Whichever lines of the entries hold the word "نیاز" should be identified and copied.
- Opening Delimiter -
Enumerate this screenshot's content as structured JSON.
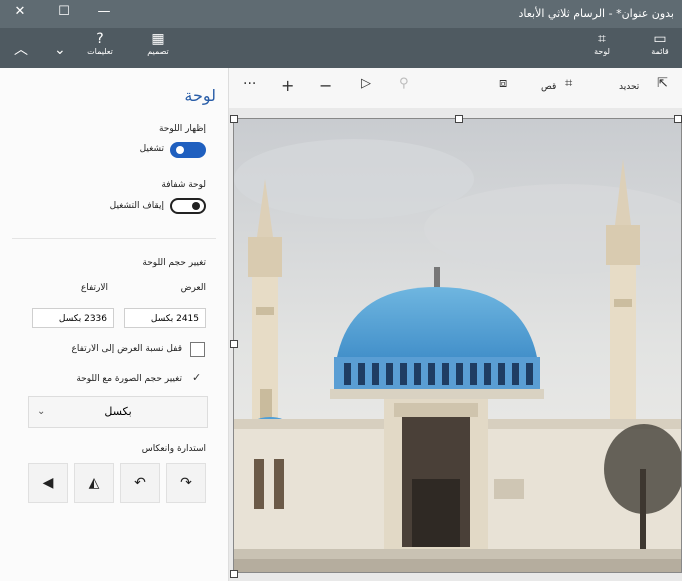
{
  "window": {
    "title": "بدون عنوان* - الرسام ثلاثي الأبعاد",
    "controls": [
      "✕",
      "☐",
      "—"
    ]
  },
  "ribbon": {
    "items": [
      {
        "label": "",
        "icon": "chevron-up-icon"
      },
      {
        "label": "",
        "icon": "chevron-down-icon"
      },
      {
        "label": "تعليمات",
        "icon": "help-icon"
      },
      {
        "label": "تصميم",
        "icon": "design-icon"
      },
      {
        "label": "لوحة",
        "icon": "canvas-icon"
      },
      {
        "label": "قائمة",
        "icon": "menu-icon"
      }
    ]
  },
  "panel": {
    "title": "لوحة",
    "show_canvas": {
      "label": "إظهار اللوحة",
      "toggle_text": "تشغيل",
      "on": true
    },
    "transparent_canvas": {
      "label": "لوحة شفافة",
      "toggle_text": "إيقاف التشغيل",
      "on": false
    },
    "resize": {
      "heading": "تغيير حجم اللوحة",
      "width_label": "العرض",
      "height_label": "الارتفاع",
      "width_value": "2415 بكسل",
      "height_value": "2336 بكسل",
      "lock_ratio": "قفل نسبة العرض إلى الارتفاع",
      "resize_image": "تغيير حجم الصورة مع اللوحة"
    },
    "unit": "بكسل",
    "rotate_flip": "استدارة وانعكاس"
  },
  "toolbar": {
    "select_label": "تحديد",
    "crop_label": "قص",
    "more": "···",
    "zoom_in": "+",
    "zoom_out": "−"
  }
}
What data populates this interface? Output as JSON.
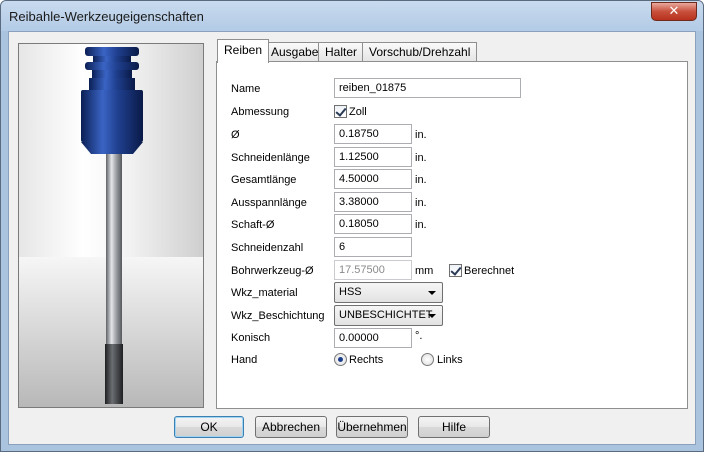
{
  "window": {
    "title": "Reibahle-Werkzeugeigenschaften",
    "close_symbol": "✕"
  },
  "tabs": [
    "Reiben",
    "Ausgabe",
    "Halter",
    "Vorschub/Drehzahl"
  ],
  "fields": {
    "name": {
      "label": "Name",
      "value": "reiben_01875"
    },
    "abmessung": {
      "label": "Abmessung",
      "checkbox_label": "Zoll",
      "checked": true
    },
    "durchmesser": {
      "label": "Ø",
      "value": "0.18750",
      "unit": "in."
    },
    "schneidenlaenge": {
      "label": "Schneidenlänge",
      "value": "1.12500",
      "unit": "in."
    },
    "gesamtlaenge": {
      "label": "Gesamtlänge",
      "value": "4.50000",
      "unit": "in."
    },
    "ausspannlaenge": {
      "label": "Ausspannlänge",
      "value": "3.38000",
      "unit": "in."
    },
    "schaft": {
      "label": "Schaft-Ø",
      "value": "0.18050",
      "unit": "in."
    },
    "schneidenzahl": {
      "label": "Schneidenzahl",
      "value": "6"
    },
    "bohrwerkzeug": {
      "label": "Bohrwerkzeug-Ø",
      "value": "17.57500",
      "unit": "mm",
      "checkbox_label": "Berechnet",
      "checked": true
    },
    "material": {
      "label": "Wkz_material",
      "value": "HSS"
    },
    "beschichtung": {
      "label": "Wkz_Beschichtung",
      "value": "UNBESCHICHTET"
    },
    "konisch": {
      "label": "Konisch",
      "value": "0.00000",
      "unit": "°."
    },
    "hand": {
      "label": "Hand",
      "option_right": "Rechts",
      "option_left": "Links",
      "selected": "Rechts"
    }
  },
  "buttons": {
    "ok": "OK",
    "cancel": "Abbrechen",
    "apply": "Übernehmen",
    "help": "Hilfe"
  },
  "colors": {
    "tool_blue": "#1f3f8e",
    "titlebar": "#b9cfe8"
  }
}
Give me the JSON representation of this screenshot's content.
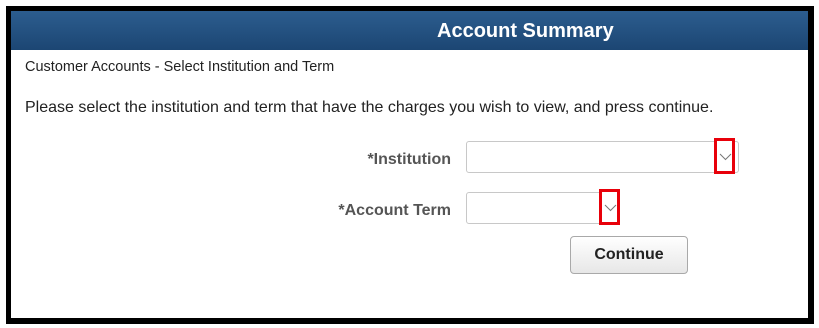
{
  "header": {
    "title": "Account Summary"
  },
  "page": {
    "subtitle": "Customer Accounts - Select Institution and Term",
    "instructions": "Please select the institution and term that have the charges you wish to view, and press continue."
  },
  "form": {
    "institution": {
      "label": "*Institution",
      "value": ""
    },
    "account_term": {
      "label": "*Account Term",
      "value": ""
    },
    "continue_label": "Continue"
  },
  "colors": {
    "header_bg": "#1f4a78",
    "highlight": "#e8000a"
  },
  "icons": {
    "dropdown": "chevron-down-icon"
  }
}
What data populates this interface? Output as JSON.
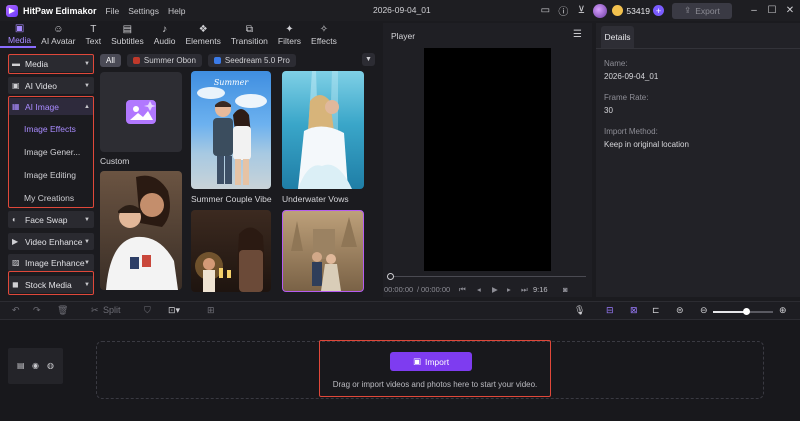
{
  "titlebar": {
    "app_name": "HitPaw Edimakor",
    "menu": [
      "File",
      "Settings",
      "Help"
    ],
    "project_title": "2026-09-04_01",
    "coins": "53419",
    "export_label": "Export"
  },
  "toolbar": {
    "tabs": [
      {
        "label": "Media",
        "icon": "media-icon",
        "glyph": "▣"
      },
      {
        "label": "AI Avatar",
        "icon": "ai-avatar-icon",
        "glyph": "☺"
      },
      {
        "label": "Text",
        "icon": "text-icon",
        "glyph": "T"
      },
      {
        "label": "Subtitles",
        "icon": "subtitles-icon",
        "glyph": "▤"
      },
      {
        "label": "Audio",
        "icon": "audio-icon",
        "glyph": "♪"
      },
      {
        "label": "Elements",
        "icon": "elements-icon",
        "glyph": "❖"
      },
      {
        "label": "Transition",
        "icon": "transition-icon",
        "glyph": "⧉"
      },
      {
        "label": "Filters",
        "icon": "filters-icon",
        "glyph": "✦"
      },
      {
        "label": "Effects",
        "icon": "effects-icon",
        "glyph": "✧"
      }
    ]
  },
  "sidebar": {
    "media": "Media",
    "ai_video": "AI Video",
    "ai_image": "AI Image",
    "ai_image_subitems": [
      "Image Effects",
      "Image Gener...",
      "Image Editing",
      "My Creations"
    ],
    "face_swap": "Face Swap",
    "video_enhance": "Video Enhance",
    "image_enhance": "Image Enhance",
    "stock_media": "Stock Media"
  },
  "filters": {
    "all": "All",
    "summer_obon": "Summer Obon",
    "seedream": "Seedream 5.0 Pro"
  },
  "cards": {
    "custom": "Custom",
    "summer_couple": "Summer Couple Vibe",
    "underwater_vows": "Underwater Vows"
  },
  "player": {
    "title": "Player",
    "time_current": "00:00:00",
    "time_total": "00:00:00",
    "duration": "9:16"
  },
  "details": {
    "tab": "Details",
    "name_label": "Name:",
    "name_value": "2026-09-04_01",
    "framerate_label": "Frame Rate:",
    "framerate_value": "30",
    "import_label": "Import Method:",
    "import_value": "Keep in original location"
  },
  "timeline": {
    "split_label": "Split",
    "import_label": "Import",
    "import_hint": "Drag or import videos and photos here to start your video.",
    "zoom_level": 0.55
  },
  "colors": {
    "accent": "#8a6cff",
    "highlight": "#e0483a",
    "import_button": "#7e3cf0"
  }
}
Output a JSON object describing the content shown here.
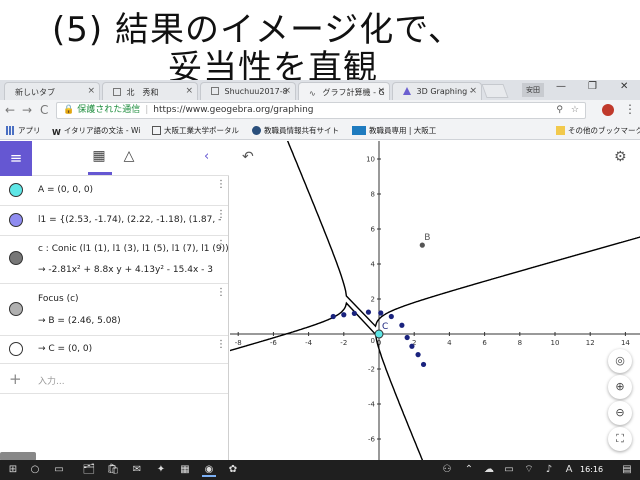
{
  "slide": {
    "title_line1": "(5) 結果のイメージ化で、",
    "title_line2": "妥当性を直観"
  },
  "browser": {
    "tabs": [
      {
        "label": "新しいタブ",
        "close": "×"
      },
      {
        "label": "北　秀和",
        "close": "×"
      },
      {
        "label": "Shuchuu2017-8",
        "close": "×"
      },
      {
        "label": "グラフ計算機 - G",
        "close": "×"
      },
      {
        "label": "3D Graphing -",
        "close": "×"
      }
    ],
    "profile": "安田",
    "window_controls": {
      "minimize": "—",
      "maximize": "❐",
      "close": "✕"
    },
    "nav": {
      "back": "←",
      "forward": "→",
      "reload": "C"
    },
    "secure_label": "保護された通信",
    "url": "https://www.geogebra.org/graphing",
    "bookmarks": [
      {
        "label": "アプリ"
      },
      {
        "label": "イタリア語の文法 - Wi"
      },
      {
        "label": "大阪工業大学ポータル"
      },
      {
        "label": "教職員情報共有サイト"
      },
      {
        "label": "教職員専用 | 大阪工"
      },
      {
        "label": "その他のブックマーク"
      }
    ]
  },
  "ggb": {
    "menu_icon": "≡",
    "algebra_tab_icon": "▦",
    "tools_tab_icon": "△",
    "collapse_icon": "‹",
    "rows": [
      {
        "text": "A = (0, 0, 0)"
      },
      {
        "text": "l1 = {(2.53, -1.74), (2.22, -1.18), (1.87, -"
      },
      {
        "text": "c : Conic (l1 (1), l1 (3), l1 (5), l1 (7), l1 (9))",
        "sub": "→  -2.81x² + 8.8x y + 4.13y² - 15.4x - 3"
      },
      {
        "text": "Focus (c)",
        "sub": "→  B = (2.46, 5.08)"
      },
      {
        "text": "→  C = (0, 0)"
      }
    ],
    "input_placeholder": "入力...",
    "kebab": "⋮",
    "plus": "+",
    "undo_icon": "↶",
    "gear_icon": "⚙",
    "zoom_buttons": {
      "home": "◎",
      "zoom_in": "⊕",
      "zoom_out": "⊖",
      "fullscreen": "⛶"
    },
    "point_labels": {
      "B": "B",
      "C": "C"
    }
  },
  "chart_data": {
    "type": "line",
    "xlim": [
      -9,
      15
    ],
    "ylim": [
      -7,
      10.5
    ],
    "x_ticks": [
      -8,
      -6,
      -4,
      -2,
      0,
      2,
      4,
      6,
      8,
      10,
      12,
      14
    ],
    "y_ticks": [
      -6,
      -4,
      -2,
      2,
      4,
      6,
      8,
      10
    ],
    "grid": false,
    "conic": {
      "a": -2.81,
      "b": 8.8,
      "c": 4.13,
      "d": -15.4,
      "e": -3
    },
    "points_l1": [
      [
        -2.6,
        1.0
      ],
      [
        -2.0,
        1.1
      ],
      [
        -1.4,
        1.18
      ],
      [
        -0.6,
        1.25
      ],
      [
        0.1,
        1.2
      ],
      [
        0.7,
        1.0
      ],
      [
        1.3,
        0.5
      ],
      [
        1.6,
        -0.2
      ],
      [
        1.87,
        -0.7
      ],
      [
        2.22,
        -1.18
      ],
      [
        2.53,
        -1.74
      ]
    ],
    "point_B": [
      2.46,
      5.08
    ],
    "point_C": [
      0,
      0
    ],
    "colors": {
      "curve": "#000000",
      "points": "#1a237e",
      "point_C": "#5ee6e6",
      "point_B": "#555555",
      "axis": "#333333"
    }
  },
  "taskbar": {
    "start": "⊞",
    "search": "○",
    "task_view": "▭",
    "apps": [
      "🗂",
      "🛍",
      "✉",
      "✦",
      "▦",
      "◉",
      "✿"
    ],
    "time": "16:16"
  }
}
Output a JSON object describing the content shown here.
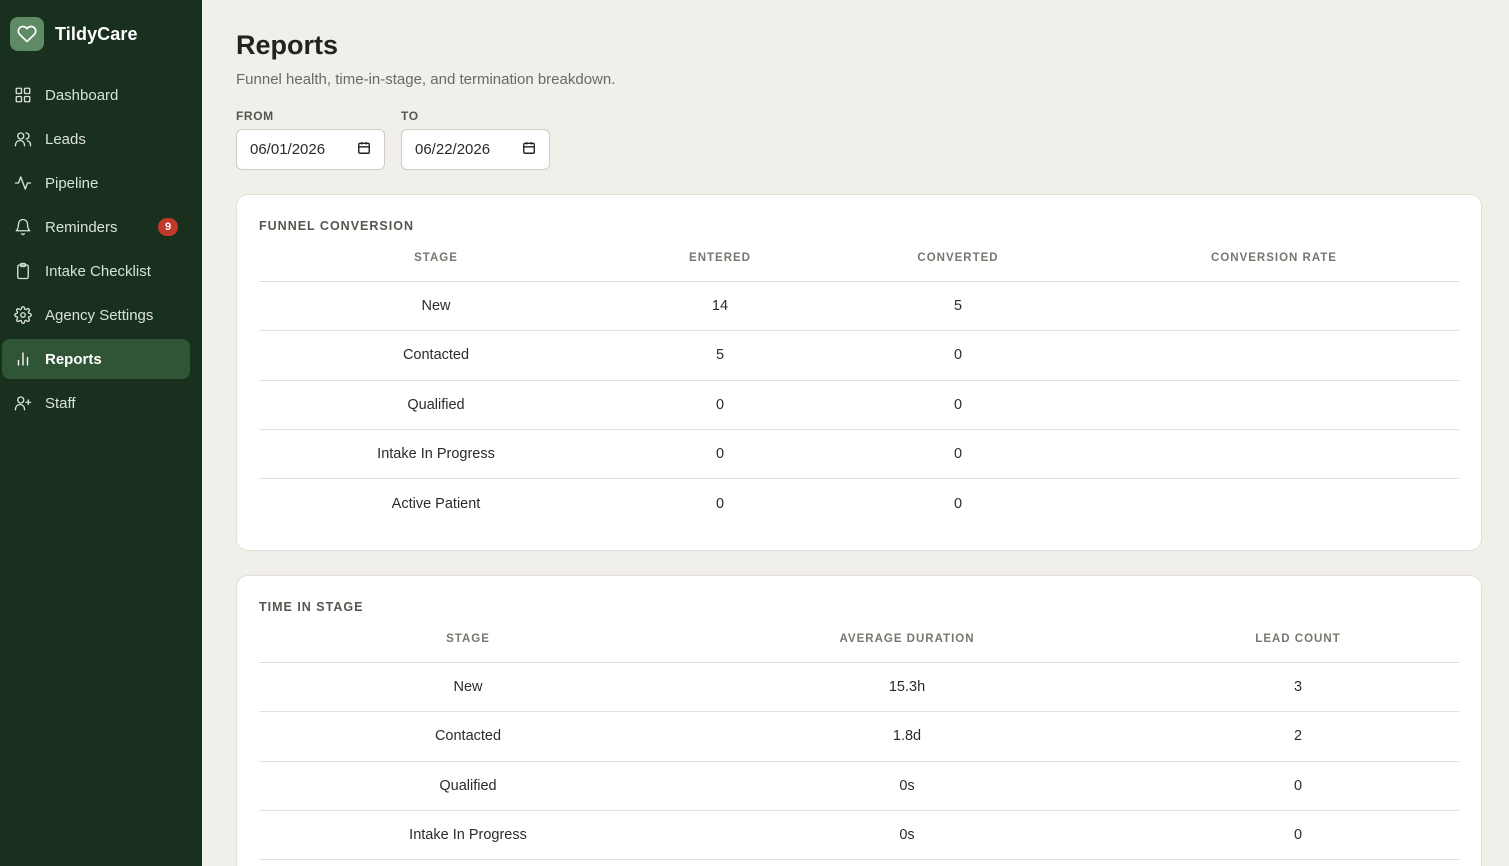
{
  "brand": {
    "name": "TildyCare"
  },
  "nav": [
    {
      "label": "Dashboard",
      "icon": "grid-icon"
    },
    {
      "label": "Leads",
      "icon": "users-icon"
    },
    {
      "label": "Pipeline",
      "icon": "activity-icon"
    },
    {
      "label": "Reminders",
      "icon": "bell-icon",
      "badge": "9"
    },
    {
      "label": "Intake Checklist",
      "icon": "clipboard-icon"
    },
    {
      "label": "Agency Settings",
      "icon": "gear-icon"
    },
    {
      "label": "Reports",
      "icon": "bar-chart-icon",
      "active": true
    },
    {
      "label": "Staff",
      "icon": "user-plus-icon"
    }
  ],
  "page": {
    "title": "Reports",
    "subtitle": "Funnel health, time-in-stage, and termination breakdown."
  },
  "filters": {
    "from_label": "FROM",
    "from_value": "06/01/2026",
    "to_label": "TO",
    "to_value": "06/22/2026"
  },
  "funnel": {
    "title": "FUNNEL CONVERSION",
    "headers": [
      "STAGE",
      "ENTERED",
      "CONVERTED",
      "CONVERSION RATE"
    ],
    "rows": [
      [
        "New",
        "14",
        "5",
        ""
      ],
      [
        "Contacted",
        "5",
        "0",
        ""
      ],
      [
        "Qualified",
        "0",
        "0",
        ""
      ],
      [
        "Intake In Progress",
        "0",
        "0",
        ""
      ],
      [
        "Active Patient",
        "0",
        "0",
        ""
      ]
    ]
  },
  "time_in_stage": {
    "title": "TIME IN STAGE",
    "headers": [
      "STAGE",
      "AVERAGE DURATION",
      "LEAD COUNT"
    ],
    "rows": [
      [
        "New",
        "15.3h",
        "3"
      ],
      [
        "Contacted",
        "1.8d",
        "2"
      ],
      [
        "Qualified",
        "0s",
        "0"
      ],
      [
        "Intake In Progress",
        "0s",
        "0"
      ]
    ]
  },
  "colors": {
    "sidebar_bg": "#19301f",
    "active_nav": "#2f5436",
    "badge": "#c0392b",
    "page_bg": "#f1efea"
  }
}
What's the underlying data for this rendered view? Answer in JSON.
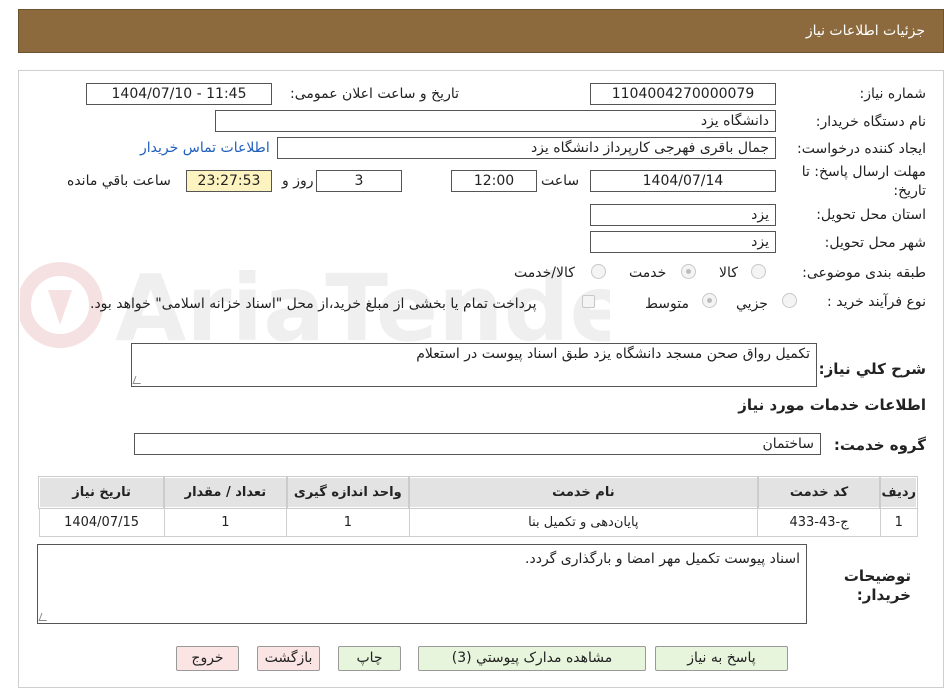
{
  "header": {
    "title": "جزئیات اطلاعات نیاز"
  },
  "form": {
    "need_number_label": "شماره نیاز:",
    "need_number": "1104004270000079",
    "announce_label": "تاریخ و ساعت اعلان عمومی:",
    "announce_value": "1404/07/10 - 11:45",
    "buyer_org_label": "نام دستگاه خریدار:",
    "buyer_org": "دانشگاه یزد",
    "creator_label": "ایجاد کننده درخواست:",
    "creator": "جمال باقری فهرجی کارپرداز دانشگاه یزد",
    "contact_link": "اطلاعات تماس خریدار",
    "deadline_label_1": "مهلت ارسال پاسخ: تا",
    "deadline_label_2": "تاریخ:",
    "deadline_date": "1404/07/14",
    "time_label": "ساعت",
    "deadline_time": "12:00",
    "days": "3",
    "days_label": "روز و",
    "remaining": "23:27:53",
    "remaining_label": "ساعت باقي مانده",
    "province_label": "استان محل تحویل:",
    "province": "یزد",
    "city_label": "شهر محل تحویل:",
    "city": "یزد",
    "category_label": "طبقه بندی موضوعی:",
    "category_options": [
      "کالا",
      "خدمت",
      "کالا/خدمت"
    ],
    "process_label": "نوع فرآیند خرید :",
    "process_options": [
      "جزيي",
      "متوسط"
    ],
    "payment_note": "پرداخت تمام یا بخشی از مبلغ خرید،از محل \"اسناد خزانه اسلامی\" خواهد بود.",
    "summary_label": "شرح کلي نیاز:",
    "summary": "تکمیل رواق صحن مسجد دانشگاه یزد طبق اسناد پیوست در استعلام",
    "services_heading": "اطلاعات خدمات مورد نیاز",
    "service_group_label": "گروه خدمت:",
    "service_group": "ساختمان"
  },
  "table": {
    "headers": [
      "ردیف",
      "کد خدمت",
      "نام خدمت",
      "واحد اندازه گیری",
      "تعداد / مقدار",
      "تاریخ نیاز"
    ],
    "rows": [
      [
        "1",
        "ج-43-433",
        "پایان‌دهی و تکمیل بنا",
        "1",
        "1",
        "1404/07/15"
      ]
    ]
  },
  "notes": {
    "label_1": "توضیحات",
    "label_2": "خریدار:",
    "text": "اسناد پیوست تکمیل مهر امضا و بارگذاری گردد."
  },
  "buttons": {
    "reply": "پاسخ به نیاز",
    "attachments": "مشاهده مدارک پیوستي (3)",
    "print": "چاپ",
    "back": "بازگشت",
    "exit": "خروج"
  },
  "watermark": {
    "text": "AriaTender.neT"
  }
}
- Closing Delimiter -
▸ **RESULT BELOW**:
    "title": "جزئیات اطلاعات نیاز"
    "need_number_label": "شماره نیاز:",
    "summary_label": "شرح کلي نیاز:",
    "services_heading": "اطلاعات خدمات مورد نیاز",
      "تاریخ نیاز"
    "reply": "پاسخ به نیاز",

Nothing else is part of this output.